Marie Freebody, email@example.com
NOTRE DAME, Ind. – Imagine being able to monitor the effectiveness of a cancer treatment cheaply, easily and, most importantly, without harm to the patient undergoing therapy. That’s exactly what researchers at the University of Notre Dame are hoping will one day be possible, thanks to their pioneering work using a synthetic near-infrared fluorophore that targets dead and dying cells.
The ability to evaluate the efficacy of cancer treatments in living patients is almost as important as the cancer therapy itself. The Notre Dame group has successfully demonstrated whole-body optical imaging using a small synthetic fluorescent probe localized specifically to the dead and dying cells inside prostate and mammary tumors in rats and mice. They believe that the probe’s capacity to target cell death in different tumor models suggests that it could be universally used to detect cell death.

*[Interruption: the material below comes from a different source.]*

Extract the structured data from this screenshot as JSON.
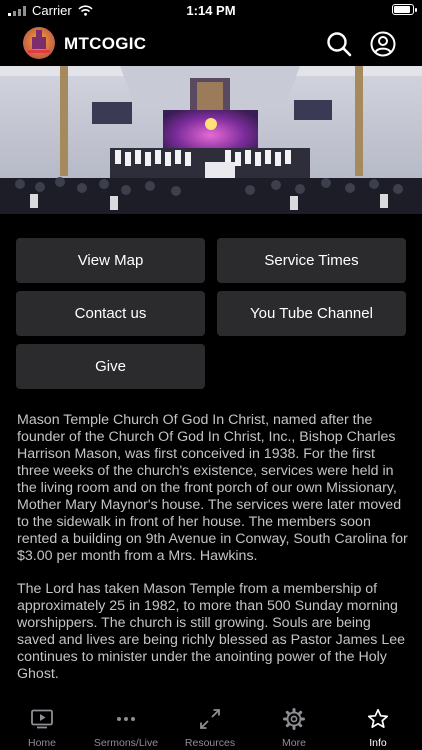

Lead author Bryan Smith conducts fluorescence imaging of animals with implanted tumors using the Kodak Multispectral imaging station. Images courtesy of the University of Notre Dame.
“Our probe will help biomedical studies of cell death by allowing researchers to follow the occurrence of cell death in a living animal,” said Bradley Smith, a researcher at the university. “Using our probe, it should be possible to develop imaging methods that monitor the efficacy of cancer therapy in animal models, thus facilitating anticancer research.”
Eventually, it may be possible to develop imaging methods that evaluate the efficacy of cancer therapy in individual human patients. What is more, the probe also may be applied to other disease processes where cell death plays an important role, such as atherosclerosis, ischemia, allograft rejection and neurodegenerative disorders.
Today, a number of methods are commonly employed to image tumors in living animals, including optical, MRI, PET and radionuclide imaging. Historically, tumor imaging has focused on radionuclide or PET imaging because of their direct clinical application.
The drawback to radionuclide imaging is that it is very expensive, requiring highly specialized equipment, trained personnel and radiolabels. Furthermore, radionuclide imaging uses ionizing energy, which poses harm to both the researcher and the animal, limiting the number of time points in a study.
On the other hand, the new near-infrared fluorescence optical imaging technique does not involve ionizing radiation or radiolabels, making it safer and cheaper than radionuclide imaging. Details of the method were published online in the Journal of the American Chemical Society in December 2009.
A fluorescence intensity image of a targeted prostate tumor in a rat model is shown, overlaid on the corresponding x-ray. Insert shows highest fluorescence intensity at the tumor core. Courtesy of the American Chemical Society.
Tumors often have high amounts of cell death, a fact that lies at the heart of the researchers’ technique. The team developed a series of small synthetic probe molecules with an attached near-infrared dye that target a particular molecule, known as phosphatidylserine, typically found at the surface of dying cells.
In the experiments, cancer cells are injected underneath the skin on the flank of a living animal and left to grow for 14 days. The tumor-bearing animals are then injected intravenously with 3 mg/kg of the near-infrared fluorescent probe. Finally, a Kodak Multispectral imaging station is used to image the animal every few hours.
Future studies will evaluate whether tumor cell death can be monitored in a living animal undergoing various anticancer treatments. “Eventually, we would like to replace the fluorophore with a radionuclide or PET label so our probe can be used to image cell death in deeper tissues,” Smith said. “This would lead to imaging applications in humans, but this is a few years away.”